PROBLEM DETAILS -> Go through the listing below and output it word for word.

MATERIAL FOR THIS TASK ->
☆ ☆ ☆ ☆ ☆ ☆ ☆
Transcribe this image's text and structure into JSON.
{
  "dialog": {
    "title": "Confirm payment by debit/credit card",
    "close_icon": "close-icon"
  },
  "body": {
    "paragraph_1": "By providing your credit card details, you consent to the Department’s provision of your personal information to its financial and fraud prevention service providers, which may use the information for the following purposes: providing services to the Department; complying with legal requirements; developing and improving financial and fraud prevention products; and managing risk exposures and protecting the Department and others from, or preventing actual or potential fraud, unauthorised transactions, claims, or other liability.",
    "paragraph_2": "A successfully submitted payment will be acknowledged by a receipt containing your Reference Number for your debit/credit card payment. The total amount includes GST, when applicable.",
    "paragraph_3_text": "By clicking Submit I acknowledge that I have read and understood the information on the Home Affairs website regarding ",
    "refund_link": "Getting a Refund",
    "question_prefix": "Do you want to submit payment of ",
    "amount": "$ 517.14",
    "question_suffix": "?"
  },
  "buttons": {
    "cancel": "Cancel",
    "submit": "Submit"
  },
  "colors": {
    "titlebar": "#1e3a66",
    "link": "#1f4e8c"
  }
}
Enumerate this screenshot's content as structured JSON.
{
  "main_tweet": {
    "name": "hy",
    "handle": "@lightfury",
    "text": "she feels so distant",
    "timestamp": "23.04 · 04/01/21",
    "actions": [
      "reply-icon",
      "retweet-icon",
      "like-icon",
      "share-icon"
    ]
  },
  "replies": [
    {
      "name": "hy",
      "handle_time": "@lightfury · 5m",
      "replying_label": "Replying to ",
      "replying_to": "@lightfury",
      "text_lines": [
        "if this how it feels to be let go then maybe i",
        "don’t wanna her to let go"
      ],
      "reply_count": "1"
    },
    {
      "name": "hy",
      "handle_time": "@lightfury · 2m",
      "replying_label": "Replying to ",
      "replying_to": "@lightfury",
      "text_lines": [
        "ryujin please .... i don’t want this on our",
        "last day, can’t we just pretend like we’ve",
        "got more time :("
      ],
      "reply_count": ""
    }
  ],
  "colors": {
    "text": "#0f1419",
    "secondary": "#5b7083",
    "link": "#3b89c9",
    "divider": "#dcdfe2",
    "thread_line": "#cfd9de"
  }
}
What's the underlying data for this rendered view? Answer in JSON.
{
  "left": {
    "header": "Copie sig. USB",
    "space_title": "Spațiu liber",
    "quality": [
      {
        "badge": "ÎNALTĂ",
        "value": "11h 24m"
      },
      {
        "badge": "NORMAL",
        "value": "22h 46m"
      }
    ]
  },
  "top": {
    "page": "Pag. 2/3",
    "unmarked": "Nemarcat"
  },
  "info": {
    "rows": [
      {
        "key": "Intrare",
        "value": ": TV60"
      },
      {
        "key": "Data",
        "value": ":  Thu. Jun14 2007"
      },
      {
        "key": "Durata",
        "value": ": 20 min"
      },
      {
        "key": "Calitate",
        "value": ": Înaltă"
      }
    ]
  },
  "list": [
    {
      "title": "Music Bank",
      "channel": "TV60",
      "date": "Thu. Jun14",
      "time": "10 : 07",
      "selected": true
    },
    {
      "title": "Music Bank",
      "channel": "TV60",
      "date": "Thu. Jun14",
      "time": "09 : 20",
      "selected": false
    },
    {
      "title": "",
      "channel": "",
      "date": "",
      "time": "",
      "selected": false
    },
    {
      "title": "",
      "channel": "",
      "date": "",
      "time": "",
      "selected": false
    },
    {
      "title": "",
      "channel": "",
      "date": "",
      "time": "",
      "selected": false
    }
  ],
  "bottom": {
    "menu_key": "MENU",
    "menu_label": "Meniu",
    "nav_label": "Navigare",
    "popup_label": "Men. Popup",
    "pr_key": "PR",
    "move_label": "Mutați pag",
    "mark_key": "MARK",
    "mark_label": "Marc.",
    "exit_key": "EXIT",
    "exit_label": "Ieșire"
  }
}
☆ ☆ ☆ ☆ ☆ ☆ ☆
ANSWER SPACE ->
Transcribe this image's text and structure into JSON.
{
  "dialog": {
    "title": "Confirm payment by debit/credit card",
    "close_icon": "close-icon"
  },
  "body": {
    "paragraph_1": "By providing your credit card details, you consent to the Department’s provision of your personal information to its financial and fraud prevention service providers, which may use the information for the following purposes: providing services to the Department; complying with legal requirements; developing and improving financial and fraud prevention products; and managing risk exposures and protecting the Department and others from, or preventing actual or potential fraud, unauthorised transactions, claims, or other liability.",
    "paragraph_2": "A successfully submitted payment will be acknowledged by a receipt containing your Reference Number for your debit/credit card payment. The total amount includes GST, when applicable.",
    "paragraph_3_text": "By clicking Submit I acknowledge that I have read and understood the information on the Home Affairs website regarding ",
    "refund_link": "Getting a Refund",
    "question_prefix": "Do you want to submit payment of ",
    "amount": "$ 517.14",
    "question_suffix": "?"
  },
  "buttons": {
    "cancel": "Cancel",
    "submit": "Submit"
  },
  "colors": {
    "titlebar": "#1e3a66",
    "link": "#1f4e8c"
  }
}
Enumerate this screenshot's content as structured JSON.
{
  "main_tweet": {
    "name": "hy",
    "handle": "@lightfury",
    "text": "she feels so distant",
    "timestamp": "23.04 · 04/01/21",
    "actions": [
      "reply-icon",
      "retweet-icon",
      "like-icon",
      "share-icon"
    ]
  },
  "replies": [
    {
      "name": "hy",
      "handle_time": "@lightfury · 5m",
      "replying_label": "Replying to ",
      "replying_to": "@lightfury",
      "text_lines": [
        "if this how it feels to be let go then maybe i",
        "don’t wanna her to let go"
      ],
      "reply_count": "1"
    },
    {
      "name": "hy",
      "handle_time": "@lightfury · 2m",
      "replying_label": "Replying to ",
      "replying_to": "@lightfury",
      "text_lines": [
        "ryujin please .... i don’t want this on our",
        "last day, can’t we just pretend like we’ve",
        "got more time :("
      ],
      "reply_count": ""
    }
  ],
  "colors": {
    "text": "#0f1419",
    "secondary": "#5b7083",
    "link": "#3b89c9",
    "divider": "#dcdfe2",
    "thread_line": "#cfd9de"
  }
}
What's the underlying data for this rendered view? Answer in JSON.
{
  "left": {
    "header": "Copie sig. USB",
    "space_title": "Spațiu liber",
    "quality": [
      {
        "badge": "ÎNALTĂ",
        "value": "11h 24m"
      },
      {
        "badge": "NORMAL",
        "value": "22h 46m"
      }
    ]
  },
  "top": {
    "page": "Pag. 2/3",
    "unmarked": "Nemarcat"
  },
  "info": {
    "rows": [
      {
        "key": "Intrare",
        "value": ": TV60"
      },
      {
        "key": "Data",
        "value": ":  Thu. Jun14 2007"
      },
      {
        "key": "Durata",
        "value": ": 20 min"
      },
      {
        "key": "Calitate",
        "value": ": Înaltă"
      }
    ]
  },
  "list": [
    {
      "title": "Music Bank",
      "channel": "TV60",
      "date": "Thu. Jun14",
      "time": "10 : 07",
      "selected": true
    },
    {
      "title": "Music Bank",
      "channel": "TV60",
      "date": "Thu. Jun14",
      "time": "09 : 20",
      "selected": false
    },
    {
      "title": "",
      "channel": "",
      "date": "",
      "time": "",
      "selected": false
    },
    {
      "title": "",
      "channel": "",
      "date": "",
      "time": "",
      "selected": false
    },
    {
      "title": "",
      "channel": "",
      "date": "",
      "time": "",
      "selected": false
    }
  ],
  "bottom": {
    "menu_key": "MENU",
    "menu_label": "Meniu",
    "nav_label": "Navigare",
    "popup_label": "Men. Popup",
    "pr_key": "PR",
    "move_label": "Mutați pag",
    "mark_key": "MARK",
    "mark_label": "Marc.",
    "exit_key": "EXIT",
    "exit_label": "Ieșire"
  }
}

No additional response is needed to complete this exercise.